Official Proclamation »


4.   What could possibly go wrong?

As reported by the Irish Examiner, Cork City Council has committed to relocating street light columns that have inadvertently been positioned in the middle of a new bike lane on Skehard Road, part of a €6m cycling infrastructure initiative in the Mahon neighborhood. Concerns were raised by local cyclists after noticing that one of the light poles was directly in the lane, while another was close to the edge, potentially posing safety hazards. The council clarified that these columns were part of the original lighting and would be removed once the new lighting system is fully functional, ensuring the bike path and adjacent footpath are clear of obstructions.

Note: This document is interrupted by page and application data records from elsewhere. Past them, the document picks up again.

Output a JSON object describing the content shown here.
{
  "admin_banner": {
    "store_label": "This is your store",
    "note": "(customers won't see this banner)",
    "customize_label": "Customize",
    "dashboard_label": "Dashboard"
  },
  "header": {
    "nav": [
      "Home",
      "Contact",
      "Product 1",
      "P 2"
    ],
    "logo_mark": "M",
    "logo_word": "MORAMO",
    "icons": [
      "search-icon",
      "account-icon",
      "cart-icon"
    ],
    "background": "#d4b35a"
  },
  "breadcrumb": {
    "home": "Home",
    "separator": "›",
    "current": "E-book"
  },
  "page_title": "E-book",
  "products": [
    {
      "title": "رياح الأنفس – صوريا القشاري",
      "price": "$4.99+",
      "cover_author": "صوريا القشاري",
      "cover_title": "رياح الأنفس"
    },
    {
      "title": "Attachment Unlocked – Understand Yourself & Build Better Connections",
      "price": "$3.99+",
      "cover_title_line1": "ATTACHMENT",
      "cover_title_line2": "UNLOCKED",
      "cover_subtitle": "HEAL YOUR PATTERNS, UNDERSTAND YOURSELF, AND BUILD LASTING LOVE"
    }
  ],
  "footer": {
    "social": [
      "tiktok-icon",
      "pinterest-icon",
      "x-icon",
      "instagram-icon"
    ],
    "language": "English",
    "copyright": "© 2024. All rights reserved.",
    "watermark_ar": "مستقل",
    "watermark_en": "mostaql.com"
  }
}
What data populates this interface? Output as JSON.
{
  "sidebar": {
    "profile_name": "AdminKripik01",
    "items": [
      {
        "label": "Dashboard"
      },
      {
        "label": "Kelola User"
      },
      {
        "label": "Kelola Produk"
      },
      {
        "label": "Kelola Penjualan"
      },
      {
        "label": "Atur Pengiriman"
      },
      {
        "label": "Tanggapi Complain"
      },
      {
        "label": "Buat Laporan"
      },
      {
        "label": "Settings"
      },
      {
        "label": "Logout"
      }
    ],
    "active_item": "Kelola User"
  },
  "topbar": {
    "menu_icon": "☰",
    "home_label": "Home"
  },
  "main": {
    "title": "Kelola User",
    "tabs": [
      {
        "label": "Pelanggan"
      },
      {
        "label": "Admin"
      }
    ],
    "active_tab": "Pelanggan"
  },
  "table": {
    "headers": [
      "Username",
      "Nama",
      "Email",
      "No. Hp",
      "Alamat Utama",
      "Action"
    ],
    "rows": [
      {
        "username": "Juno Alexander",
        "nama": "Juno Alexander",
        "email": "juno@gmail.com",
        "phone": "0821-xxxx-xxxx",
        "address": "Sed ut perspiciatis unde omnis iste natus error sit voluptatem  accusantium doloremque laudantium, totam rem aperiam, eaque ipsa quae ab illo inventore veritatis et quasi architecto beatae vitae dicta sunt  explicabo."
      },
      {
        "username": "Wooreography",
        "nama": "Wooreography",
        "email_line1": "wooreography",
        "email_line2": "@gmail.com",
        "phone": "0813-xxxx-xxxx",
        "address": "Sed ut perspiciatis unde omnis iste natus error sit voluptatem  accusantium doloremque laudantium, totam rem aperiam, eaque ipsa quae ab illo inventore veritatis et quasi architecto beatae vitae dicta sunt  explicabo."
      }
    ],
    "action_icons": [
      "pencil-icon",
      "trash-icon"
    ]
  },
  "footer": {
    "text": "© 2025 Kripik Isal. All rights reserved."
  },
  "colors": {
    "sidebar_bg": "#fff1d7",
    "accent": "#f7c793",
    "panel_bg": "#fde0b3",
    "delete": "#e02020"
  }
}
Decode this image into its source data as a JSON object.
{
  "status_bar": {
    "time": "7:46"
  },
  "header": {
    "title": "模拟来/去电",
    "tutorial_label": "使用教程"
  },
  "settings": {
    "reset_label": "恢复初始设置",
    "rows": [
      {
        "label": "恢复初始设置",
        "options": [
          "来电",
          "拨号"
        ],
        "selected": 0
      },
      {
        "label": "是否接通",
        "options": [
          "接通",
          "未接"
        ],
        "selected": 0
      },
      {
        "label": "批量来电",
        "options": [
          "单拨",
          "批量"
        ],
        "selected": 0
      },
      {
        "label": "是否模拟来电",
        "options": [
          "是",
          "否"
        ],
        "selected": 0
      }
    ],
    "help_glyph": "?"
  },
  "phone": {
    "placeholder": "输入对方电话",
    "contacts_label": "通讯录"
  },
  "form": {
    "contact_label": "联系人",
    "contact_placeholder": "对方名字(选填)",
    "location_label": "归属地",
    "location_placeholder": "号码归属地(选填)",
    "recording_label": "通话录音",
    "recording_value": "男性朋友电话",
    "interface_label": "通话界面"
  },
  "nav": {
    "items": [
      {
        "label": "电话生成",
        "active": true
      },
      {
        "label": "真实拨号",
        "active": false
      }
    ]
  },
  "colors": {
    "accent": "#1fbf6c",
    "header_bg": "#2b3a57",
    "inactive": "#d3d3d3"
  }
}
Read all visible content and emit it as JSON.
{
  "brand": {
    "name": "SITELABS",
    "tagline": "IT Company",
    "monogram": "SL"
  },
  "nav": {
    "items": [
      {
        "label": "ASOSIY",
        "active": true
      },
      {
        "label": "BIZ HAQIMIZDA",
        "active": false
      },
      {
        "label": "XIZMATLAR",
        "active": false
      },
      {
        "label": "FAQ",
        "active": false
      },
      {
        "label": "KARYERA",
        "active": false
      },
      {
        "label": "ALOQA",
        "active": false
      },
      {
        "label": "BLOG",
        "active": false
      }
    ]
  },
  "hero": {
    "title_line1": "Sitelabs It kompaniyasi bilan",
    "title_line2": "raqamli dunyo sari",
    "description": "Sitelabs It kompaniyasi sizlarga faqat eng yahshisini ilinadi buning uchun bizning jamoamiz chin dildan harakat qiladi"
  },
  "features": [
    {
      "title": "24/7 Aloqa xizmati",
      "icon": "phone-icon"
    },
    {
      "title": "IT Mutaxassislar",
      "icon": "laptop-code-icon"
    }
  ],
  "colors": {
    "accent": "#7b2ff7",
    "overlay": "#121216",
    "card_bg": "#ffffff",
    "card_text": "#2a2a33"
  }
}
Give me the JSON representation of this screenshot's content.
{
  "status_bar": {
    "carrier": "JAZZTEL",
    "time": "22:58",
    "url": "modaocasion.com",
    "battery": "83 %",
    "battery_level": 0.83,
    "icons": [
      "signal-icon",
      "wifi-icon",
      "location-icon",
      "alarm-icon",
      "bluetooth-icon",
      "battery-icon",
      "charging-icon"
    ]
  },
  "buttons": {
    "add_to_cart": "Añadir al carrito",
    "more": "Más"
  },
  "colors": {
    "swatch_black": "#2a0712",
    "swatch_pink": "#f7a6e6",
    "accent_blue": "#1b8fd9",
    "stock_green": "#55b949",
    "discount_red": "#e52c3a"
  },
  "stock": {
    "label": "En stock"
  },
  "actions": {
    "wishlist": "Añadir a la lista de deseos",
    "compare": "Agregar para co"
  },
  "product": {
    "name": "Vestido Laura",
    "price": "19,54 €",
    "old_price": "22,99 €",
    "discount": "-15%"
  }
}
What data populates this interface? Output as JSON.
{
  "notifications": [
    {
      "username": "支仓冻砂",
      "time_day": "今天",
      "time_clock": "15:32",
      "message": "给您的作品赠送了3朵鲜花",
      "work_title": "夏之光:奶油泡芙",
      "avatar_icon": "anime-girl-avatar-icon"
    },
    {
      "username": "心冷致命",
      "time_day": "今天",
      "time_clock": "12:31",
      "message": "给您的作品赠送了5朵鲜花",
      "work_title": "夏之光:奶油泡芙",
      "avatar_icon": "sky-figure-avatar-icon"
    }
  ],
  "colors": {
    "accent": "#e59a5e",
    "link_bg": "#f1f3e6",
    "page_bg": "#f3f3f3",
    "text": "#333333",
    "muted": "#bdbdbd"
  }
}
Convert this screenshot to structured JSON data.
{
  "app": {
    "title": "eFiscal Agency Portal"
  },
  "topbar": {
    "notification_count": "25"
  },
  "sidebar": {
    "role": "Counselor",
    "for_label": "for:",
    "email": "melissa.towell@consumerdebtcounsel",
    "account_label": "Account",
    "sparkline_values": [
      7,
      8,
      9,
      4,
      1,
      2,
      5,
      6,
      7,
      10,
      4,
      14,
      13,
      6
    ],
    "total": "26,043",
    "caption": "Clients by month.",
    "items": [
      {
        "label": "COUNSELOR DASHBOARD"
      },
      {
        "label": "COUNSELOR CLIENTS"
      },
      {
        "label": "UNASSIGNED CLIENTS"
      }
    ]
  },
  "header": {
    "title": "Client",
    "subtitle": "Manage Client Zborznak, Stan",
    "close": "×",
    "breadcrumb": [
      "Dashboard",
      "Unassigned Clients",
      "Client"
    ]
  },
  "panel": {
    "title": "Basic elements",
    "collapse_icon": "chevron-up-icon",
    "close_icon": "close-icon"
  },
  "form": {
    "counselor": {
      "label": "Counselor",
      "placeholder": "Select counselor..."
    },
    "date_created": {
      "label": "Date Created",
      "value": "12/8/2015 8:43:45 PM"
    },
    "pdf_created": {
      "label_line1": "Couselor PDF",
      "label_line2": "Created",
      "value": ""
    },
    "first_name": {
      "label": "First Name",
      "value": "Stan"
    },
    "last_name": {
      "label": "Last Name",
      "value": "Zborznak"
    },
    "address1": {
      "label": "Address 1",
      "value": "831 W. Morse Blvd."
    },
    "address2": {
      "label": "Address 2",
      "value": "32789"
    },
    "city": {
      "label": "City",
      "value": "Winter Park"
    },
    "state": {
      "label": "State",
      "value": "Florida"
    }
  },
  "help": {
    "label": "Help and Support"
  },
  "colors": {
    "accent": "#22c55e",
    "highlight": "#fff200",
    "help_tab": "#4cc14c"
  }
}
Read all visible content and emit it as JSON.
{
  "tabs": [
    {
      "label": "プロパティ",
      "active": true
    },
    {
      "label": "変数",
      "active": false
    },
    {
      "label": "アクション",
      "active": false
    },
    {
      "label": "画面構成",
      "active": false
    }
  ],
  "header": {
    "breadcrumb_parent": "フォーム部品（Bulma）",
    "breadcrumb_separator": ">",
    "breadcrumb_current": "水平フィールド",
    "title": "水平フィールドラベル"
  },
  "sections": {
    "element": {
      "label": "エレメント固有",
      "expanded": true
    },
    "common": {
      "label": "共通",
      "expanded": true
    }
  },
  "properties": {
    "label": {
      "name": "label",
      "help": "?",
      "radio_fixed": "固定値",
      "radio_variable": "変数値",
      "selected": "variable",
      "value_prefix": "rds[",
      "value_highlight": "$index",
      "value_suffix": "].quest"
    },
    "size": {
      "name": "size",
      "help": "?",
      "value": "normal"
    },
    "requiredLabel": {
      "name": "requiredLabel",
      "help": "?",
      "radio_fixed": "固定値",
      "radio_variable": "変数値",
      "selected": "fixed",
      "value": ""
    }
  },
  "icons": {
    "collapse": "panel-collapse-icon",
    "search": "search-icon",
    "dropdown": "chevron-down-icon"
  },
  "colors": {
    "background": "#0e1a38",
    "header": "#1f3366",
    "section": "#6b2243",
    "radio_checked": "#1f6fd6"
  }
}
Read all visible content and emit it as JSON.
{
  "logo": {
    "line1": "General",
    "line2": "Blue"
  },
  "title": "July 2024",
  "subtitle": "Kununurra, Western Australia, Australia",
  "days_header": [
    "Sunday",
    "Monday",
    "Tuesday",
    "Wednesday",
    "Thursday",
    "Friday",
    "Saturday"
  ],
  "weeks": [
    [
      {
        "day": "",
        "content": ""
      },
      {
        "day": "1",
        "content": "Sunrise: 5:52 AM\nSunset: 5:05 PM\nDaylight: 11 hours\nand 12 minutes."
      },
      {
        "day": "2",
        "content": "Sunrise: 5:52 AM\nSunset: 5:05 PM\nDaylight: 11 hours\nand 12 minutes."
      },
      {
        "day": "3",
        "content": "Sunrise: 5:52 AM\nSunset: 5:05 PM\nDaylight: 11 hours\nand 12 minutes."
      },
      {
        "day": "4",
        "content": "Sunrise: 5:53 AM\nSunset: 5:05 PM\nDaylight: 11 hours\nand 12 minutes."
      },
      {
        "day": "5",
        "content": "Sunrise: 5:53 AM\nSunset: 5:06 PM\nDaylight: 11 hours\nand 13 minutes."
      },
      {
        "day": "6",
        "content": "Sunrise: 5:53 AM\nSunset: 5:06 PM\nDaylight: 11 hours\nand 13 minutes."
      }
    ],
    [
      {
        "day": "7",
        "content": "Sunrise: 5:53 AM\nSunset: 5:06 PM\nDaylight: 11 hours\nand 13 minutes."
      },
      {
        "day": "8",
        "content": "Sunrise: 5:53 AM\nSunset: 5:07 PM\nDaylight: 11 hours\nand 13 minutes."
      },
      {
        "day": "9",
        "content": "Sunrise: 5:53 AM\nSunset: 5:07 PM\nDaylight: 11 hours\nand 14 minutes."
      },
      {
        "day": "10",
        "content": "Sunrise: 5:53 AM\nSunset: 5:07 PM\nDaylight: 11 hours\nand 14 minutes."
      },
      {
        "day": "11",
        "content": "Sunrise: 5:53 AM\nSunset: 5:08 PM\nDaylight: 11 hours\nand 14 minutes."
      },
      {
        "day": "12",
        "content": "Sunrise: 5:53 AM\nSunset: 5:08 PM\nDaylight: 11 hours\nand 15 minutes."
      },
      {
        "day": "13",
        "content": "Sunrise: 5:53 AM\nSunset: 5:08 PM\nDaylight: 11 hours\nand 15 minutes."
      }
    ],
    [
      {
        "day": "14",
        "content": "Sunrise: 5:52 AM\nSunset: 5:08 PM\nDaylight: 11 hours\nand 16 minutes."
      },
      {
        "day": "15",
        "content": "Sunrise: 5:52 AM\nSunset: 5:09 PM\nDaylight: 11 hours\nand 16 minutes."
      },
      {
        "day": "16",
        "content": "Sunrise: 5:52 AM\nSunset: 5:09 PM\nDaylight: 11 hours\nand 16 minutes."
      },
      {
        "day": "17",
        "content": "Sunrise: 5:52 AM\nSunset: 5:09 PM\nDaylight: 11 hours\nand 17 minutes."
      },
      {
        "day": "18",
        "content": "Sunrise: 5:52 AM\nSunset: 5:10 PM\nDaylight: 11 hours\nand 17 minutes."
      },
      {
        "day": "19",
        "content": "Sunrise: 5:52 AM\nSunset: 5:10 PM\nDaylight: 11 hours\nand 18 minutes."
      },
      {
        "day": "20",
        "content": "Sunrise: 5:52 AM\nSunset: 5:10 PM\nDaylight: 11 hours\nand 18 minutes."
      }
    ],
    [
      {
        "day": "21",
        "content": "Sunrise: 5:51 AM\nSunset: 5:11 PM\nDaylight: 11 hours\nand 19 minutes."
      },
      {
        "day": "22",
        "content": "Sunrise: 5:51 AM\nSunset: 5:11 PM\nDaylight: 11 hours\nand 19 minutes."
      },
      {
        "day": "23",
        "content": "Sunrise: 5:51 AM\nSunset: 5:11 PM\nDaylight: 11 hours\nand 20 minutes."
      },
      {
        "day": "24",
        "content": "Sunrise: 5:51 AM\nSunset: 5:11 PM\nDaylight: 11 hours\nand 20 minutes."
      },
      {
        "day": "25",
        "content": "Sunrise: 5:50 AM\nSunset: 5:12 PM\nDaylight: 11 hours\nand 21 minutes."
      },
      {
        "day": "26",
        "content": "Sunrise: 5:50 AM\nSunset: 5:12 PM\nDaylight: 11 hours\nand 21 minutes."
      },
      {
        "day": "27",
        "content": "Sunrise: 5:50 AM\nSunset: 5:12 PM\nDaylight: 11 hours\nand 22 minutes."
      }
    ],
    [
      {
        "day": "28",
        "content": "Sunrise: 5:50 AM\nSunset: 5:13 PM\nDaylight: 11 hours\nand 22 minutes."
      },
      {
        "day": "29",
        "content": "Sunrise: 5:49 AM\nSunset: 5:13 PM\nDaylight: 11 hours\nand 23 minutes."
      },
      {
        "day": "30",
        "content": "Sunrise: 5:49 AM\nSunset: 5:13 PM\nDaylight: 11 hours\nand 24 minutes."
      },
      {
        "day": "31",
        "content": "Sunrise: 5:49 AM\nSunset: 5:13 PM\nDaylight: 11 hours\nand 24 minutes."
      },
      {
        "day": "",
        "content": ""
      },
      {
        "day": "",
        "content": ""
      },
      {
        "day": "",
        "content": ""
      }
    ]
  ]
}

Engineers involved in the project emphasized that the installation is not yet complete, and the affected section of the bike lane remains closed to the public. This response comes in the wake of previous criticisms the council faced for a similar issue on the same road seven years ago, where a bike lane was built around an existing pole. The council has since removed that pole in line with updated safety standards and road improvements.


5.   The case for softer lights

Mark Baker is a former school teacher who has transformed into a lighting activist, heading the Soft Lights Foundation. After experiencing adverse health effects from LED lighting, Baker has positioned himself as a vocal opponent of modern lighting practices, arguing that overly bright lights pose significant risks to public health. His concerns extend beyond discomfort, claiming that intense LED lights have serious health implications, which has driven him to sue the U.S. Food and Drug Administration (FDA) for not setting stricter standards on LED lighting products.

In a recent Car & Driver article written by Elana Scherr, titled "Are Modern Headlights Too Bright?", the focus is on the pervasive issue of excessively bright LED headlights that are becoming a hazard for night-time drivers. Scherr vividly describes the blinding effects of these lights through personal anecdotes and broader social observations. While the article primarily addresses the general public’s dissatisfaction with these intense lights, it also briefly references Baker and the Soft Lights Foundation's advocacy against LED brightness, highlighting their efforts to mitigate what they perceive as a significant public health issue both in our buildings and on our roads.